Aug 5, 2007
The God Plays Dice blog that I've been reading recently had an interesting entry on trying to derive the importance of intersections from a map of a city. The core observation is that a good first approximation of importance of an intersection is the number of roads leading into and out of it.
Manhattan has some qualities that make this interesting to ponder. Primarily, the city was allowed to evolve naturally until 1811, when the Commissioner's Plan set forth the layout from 14th Street to the north side of Harlem, and the most important locations in Manhattan (depending on your point of view) are split between the Financial District, which is unplanned, and Midtown, which is planned.
In the planned section, the given approximation works out well. The plan included one major irregularity: Broadway, which cuts across diagonally from about 77th Street to 10th Street. As a result, the grid section includes 6 intersections that have 6 roads leading into and out of them instead of four:
- 72nd and Amsterdam Avenue (10th Avenue in Midtown): a central location on the Upper West Side
- 66th and Columbus Avenue (9th Avenue in Midtown): a corner of Lincoln Center
- 59th and 8th Avenue: Columbus Circle and a corner of Central Park
- 42nd and 7th Avenue: Times Square
- 34th and 6th Avenue: Herald Square and a corner of Macy's
- 23rd and 5th Avenue: Madison Square Park, home (sort of) of the Met Life Tower and Flatiron Building
- 14th and Park Avenue: Union Square

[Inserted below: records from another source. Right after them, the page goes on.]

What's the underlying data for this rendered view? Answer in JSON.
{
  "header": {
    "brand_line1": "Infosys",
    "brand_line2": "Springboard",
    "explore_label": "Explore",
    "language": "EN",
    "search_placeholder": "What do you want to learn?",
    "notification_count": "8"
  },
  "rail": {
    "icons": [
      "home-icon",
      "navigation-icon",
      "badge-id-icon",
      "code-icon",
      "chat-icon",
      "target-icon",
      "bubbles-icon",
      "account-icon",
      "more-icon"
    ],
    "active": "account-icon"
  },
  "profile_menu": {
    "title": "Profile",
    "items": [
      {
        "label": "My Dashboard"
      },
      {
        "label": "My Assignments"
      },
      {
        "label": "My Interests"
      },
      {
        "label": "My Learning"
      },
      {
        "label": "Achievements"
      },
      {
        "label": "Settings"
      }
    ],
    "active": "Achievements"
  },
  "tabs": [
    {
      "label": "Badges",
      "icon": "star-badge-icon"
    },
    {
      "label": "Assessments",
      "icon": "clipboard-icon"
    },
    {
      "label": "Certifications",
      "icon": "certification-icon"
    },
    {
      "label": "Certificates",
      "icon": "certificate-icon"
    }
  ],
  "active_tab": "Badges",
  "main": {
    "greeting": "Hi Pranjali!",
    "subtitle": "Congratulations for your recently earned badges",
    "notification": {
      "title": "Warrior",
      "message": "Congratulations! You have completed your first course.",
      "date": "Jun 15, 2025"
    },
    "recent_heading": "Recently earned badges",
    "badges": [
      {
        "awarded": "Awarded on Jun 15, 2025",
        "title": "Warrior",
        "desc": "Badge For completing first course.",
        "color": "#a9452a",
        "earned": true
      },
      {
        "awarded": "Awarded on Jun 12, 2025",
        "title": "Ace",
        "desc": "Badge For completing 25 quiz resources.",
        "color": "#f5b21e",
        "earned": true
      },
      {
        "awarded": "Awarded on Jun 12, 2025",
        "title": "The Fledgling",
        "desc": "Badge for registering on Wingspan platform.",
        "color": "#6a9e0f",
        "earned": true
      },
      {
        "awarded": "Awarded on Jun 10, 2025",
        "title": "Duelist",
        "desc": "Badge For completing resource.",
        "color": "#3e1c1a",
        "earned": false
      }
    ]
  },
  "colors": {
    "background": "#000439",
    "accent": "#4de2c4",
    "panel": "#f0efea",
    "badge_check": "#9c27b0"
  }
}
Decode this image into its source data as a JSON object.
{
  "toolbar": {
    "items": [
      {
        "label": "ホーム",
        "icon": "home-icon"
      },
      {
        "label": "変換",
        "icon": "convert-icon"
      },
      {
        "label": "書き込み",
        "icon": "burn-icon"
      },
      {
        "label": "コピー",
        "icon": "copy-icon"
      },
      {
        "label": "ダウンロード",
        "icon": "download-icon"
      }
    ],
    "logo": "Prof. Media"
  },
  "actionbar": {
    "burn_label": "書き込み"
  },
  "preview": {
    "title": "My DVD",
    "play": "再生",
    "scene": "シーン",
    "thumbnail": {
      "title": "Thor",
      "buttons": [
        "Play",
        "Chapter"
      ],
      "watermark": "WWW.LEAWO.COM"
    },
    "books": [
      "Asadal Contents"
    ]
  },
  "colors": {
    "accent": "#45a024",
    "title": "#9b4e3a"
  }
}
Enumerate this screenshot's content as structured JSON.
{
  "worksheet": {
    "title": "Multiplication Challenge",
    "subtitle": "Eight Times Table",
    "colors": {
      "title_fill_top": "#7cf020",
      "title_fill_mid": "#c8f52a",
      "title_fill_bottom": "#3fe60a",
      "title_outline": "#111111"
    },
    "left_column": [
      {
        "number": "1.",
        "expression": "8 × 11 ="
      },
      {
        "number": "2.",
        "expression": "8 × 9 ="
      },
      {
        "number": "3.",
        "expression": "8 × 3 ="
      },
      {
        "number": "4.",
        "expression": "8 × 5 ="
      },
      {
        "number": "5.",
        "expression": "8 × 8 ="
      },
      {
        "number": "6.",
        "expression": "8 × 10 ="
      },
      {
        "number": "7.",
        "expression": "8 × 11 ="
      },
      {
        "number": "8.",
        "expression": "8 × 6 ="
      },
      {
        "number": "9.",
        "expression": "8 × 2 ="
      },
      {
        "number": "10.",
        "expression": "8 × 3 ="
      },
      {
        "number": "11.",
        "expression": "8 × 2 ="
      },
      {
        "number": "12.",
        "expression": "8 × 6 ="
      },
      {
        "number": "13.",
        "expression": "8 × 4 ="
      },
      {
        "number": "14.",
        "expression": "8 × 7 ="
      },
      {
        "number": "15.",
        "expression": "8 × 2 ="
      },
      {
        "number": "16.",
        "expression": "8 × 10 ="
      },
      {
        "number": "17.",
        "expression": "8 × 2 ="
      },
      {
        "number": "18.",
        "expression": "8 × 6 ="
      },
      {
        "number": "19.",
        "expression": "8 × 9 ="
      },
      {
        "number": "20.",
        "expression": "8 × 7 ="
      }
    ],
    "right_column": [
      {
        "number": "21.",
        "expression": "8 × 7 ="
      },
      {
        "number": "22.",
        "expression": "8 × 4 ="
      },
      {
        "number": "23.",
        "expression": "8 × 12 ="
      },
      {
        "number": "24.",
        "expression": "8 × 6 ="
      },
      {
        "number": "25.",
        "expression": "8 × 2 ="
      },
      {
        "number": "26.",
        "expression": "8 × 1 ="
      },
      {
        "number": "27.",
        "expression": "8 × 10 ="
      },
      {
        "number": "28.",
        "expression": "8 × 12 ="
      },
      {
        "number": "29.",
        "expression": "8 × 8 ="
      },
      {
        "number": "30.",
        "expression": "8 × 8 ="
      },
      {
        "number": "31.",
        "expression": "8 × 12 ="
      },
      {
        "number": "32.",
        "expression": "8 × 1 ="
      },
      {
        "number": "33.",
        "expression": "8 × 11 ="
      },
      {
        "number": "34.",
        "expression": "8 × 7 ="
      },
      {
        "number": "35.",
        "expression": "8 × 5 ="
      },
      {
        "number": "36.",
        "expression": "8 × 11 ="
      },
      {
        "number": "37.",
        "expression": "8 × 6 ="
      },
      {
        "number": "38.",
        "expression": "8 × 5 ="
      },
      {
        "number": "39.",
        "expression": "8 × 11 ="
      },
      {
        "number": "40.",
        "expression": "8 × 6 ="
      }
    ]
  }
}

All of these are major intersections, and certainly rank highly among the most important intersections in the City.
Below 14th Street, though, the theory breaks down heavily. The West Village in particular has streets going all different directions and includes many intersections of 6 roads, some of as many as 8. However, none of those intersections are particularly important to the city as a whole (though some have local importance). Partly this is because Greenwich Village is built on land that is unsuitable for large buildings and partly it is because of the history of the area (which was once a literal village for people who didn't want to live in the bustling metropolis that was lower Manhattan).
Perhaps the core of the matter, though, is that the importance of an intersection is proportionate to the importance of the streets that intersect there. Intersections with more streets thus stand a better chance of being important simply because there are more streets that might contribute some importance. In that manner, we could find important intersections by trying to find the important streets. Ideas for what features one might look for to determine that could include unusual streets (such as Broadway), streets which are further apart from similar streets (such as the Avenues), streets that carry two-way traffic (as these tend to be larger than one-way streets), and streets on the edges of major parks.
Isabel also includes a side note about subways and why she feels that Boston has a thorough subway system while Philadelphia doesn't. She compares Manhattan to Philadelphia in that the system is a grid, so there aren't "obvious" places to put subway stops, but that isn't actually true for Manhattan. The Commissioner's Plan designated fifteen Streets (14th, 23rd, 34th, 42nd, etc) to be wider than normal, and many carry two-way traffic nowadays (which is very unusual in Manhattan, even the Avenues are largely one-way). Because they're regularly placed and main thoroughfares, these became the obvious places for subway stops when the system came along. That's why there are 4 separate stops on 125th Street, but no stops on any of 117th-124th or 126th-134th.